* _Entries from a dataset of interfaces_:
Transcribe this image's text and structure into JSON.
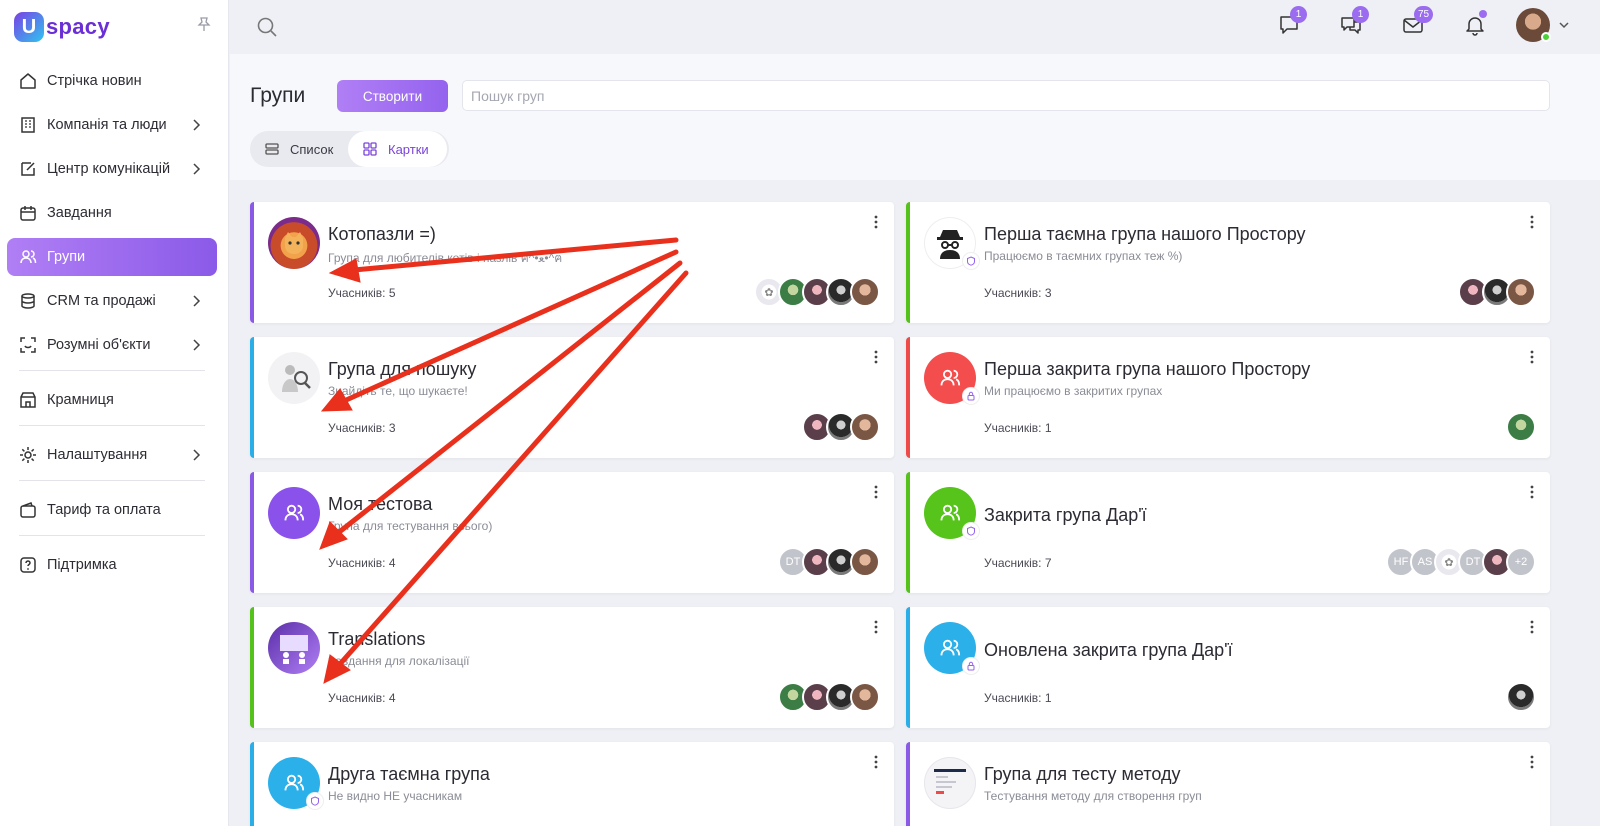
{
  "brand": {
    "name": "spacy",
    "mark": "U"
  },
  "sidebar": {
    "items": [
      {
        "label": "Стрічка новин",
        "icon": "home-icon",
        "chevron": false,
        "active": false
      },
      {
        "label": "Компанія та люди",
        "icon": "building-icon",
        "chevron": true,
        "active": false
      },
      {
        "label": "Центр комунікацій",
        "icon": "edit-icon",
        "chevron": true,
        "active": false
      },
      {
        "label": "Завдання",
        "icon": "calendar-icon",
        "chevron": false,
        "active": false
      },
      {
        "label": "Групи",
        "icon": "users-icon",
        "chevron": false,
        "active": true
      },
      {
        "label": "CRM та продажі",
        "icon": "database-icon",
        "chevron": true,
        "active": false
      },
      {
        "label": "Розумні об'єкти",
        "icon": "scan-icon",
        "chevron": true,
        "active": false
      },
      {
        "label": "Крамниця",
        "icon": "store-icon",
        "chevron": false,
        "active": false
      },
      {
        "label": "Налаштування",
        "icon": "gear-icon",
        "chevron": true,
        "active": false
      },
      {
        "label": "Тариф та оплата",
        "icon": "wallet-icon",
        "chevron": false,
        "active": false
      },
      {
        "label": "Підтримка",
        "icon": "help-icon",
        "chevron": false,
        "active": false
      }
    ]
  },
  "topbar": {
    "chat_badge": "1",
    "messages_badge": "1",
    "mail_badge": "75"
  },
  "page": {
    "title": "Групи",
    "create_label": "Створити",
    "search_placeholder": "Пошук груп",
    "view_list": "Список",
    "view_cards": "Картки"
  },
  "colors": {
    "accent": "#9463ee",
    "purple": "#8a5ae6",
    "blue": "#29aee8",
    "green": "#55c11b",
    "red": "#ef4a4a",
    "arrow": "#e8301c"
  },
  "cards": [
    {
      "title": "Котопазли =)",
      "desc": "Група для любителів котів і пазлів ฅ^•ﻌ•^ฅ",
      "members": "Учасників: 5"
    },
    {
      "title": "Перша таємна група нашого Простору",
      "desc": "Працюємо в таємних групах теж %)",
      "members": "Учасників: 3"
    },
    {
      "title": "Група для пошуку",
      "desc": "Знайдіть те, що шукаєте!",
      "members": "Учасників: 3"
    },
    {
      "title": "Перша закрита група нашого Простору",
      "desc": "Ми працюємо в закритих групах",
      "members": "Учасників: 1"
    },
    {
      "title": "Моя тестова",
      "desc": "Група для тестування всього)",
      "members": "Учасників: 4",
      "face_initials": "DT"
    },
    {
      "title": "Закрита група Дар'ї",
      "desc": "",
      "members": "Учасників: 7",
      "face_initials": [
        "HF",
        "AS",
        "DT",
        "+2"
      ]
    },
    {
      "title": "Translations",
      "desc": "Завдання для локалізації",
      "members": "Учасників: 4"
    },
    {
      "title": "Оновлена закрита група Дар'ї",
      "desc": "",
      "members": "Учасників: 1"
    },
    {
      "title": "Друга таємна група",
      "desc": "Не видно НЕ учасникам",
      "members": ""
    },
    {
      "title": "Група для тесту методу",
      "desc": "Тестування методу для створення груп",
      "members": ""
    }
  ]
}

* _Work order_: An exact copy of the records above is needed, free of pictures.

* _Solution to the exercise_:
Transcribe this image's text and structure into JSON.
{
  "brand": {
    "name": "spacy",
    "mark": "U"
  },
  "sidebar": {
    "items": [
      {
        "label": "Стрічка новин",
        "icon": "home-icon",
        "chevron": false,
        "active": false
      },
      {
        "label": "Компанія та люди",
        "icon": "building-icon",
        "chevron": true,
        "active": false
      },
      {
        "label": "Центр комунікацій",
        "icon": "edit-icon",
        "chevron": true,
        "active": false
      },
      {
        "label": "Завдання",
        "icon": "calendar-icon",
        "chevron": false,
        "active": false
      },
      {
        "label": "Групи",
        "icon": "users-icon",
        "chevron": false,
        "active": true
      },
      {
        "label": "CRM та продажі",
        "icon": "database-icon",
        "chevron": true,
        "active": false
      },
      {
        "label": "Розумні об'єкти",
        "icon": "scan-icon",
        "chevron": true,
        "active": false
      },
      {
        "label": "Крамниця",
        "icon": "store-icon",
        "chevron": false,
        "active": false
      },
      {
        "label": "Налаштування",
        "icon": "gear-icon",
        "chevron": true,
        "active": false
      },
      {
        "label": "Тариф та оплата",
        "icon": "wallet-icon",
        "chevron": false,
        "active": false
      },
      {
        "label": "Підтримка",
        "icon": "help-icon",
        "chevron": false,
        "active": false
      }
    ]
  },
  "topbar": {
    "chat_badge": "1",
    "messages_badge": "1",
    "mail_badge": "75"
  },
  "page": {
    "title": "Групи",
    "create_label": "Створити",
    "search_placeholder": "Пошук груп",
    "view_list": "Список",
    "view_cards": "Картки"
  },
  "colors": {
    "accent": "#9463ee",
    "purple": "#8a5ae6",
    "blue": "#29aee8",
    "green": "#55c11b",
    "red": "#ef4a4a",
    "arrow": "#e8301c"
  },
  "cards": [
    {
      "title": "Котопазли =)",
      "desc": "Група для любителів котів і пазлів ฅ^•ﻌ•^ฅ",
      "members": "Учасників: 5"
    },
    {
      "title": "Перша таємна група нашого Простору",
      "desc": "Працюємо в таємних групах теж %)",
      "members": "Учасників: 3"
    },
    {
      "title": "Група для пошуку",
      "desc": "Знайдіть те, що шукаєте!",
      "members": "Учасників: 3"
    },
    {
      "title": "Перша закрита група нашого Простору",
      "desc": "Ми працюємо в закритих групах",
      "members": "Учасників: 1"
    },
    {
      "title": "Моя тестова",
      "desc": "Група для тестування всього)",
      "members": "Учасників: 4",
      "face_initials": "DT"
    },
    {
      "title": "Закрита група Дар'ї",
      "desc": "",
      "members": "Учасників: 7",
      "face_initials": [
        "HF",
        "AS",
        "DT",
        "+2"
      ]
    },
    {
      "title": "Translations",
      "desc": "Завдання для локалізації",
      "members": "Учасників: 4"
    },
    {
      "title": "Оновлена закрита група Дар'ї",
      "desc": "",
      "members": "Учасників: 1"
    },
    {
      "title": "Друга таємна група",
      "desc": "Не видно НЕ учасникам",
      "members": ""
    },
    {
      "title": "Група для тесту методу",
      "desc": "Тестування методу для створення груп",
      "members": ""
    }
  ]
}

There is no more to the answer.